Fr. Kasmir Nema: Talking about being a bishop. And of course, priest, your Episcopal motto is “The greatest thing is to love.” How does this Episcopal motto inspire and guide you throughout your ministry as a bishop?
Well, as usual, we know we have the board. We know the importance of faith. We come to know more about Jesus and then hope. You know that with faith, you have hope, not just in this world, but in what God has promised with his son and then love. And I think the greatness of what Saint Paul tells us is love, because God is love, and whatever you do, you do it with love. The result is just different because if you do it just out of obligation, your duty, the results, and the truth of what you are doing are not that great. But when you do things out of love, that's what I see in missionaries, whether they are Jesuits, SVDs, Dominicans, Carmelites, or any other missionary. I always see that passion and that love in their hearts. Going to faraway places, making people aware of God's invitation to come to him.
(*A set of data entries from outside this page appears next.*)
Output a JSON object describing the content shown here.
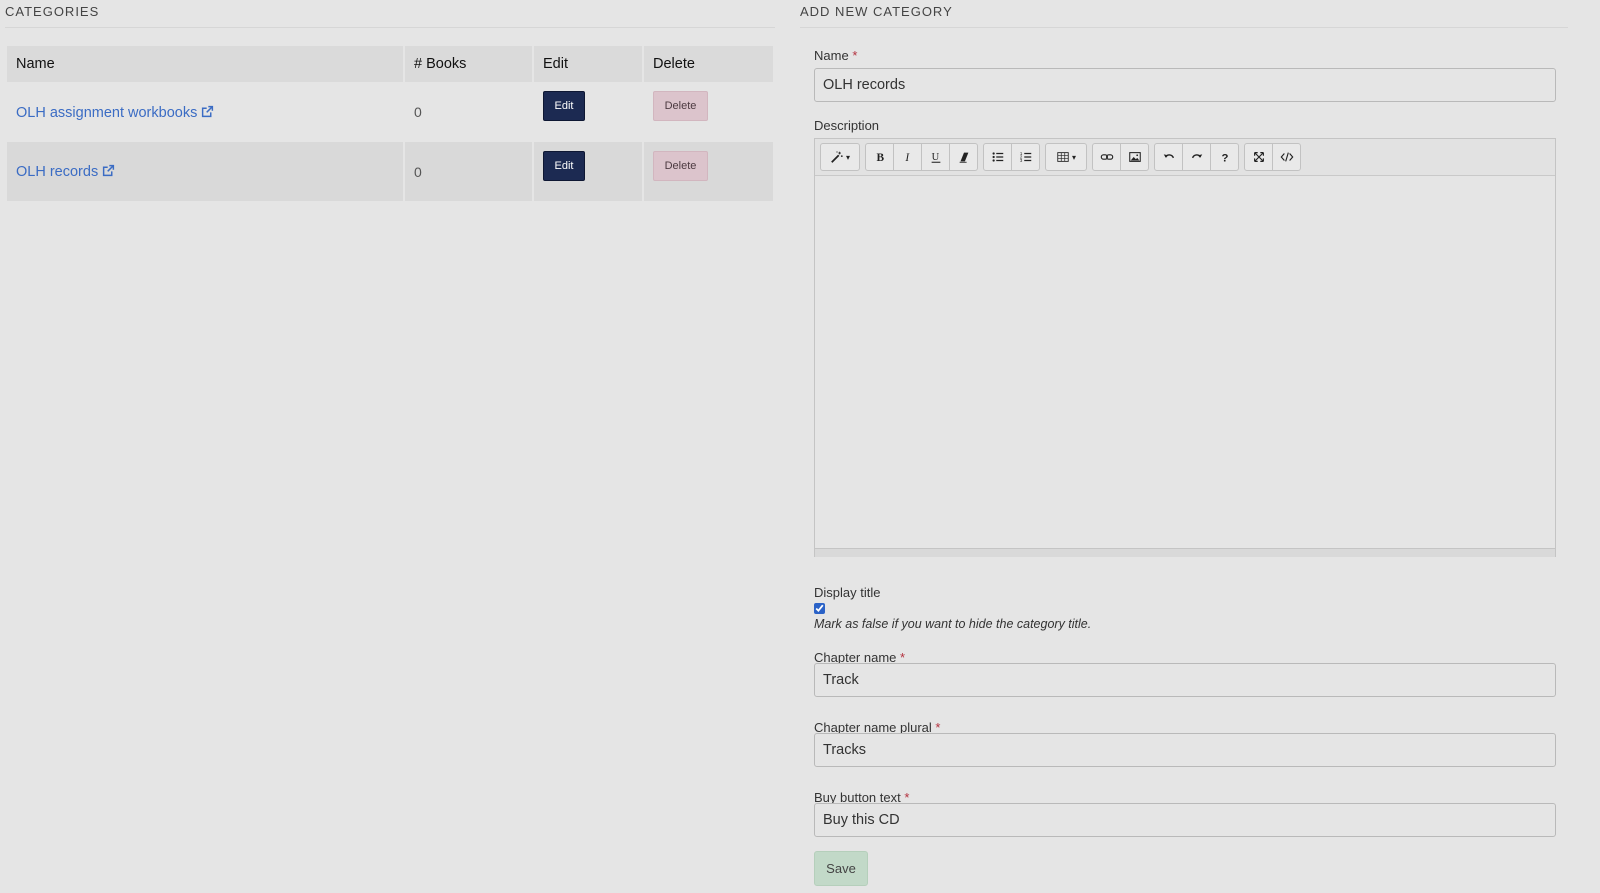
{
  "categories_panel": {
    "title": "CATEGORIES",
    "columns": [
      "Name",
      "# Books",
      "Edit",
      "Delete"
    ],
    "rows": [
      {
        "name": "OLH assignment workbooks",
        "books": "0",
        "edit": "Edit",
        "delete": "Delete"
      },
      {
        "name": "OLH records",
        "books": "0",
        "edit": "Edit",
        "delete": "Delete"
      }
    ]
  },
  "form": {
    "title": "ADD NEW CATEGORY",
    "name": {
      "label": "Name",
      "required": "*",
      "value": "OLH records"
    },
    "description": {
      "label": "Description"
    },
    "toolbar_icons": [
      "magic-wand-icon",
      "bold-icon",
      "italic-icon",
      "underline-icon",
      "eraser-icon",
      "bullet-list-icon",
      "numbered-list-icon",
      "table-icon",
      "link-icon",
      "image-icon",
      "undo-icon",
      "redo-icon",
      "help-icon",
      "fullscreen-icon",
      "code-view-icon"
    ],
    "display_title": {
      "label": "Display title",
      "checked": true,
      "help": "Mark as false if you want to hide the category title."
    },
    "chapter_name": {
      "label": "Chapter name",
      "required": "*",
      "value": "Track"
    },
    "chapter_name_plural": {
      "label": "Chapter name plural",
      "required": "*",
      "value": "Tracks"
    },
    "buy_button_text": {
      "label": "Buy button text",
      "required": "*",
      "value": "Buy this CD"
    },
    "save_label": "Save"
  },
  "colors": {
    "background": "#e5e5e5",
    "link": "#3b6cc4",
    "edit_button": "#1c2a52",
    "delete_button": "#dcc4cc",
    "save_button": "#c2d9c8",
    "required": "#b3313e"
  }
}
So that's what inspired me to do things with love. As Jesus tells us, if you love me, you know you will keep my commitment. So the word love is very interesting in the Gospels. You can use love as a noun or as a verb. As a sinner, it appears nine times as a Verb 27 times. So love is action. Love is doing something, forgiving the patient, and being compassionate. It's always concrete. You cannot just say, I love God. That is it. It has to be expressed. It shows the motto, “Love is the greatest because you have to always keep it burning in your hearts.” I remember visiting the general of the Jesuits in Rome. So since the Jesuits also went there, there is a beautiful statue of Saint Ignatius, and there is a short scripture at the base. Set the world on fire. So I think we can set the world on fire only if our hearts are burning with love All the if there is that fire in your heart.
Radio Veritas Asia (RVA), a media platform of the Catholic Church, aims to share Christ. RVA started in 1969 as a continental Catholic radio station to serve Asian countries in their respective local language, thus earning the tag “the Voice of Asian Christianity.” Responding to the emerging context, RVA embraced media platforms to connect with the global Asian audience via its 21 language websites and various social media platforms.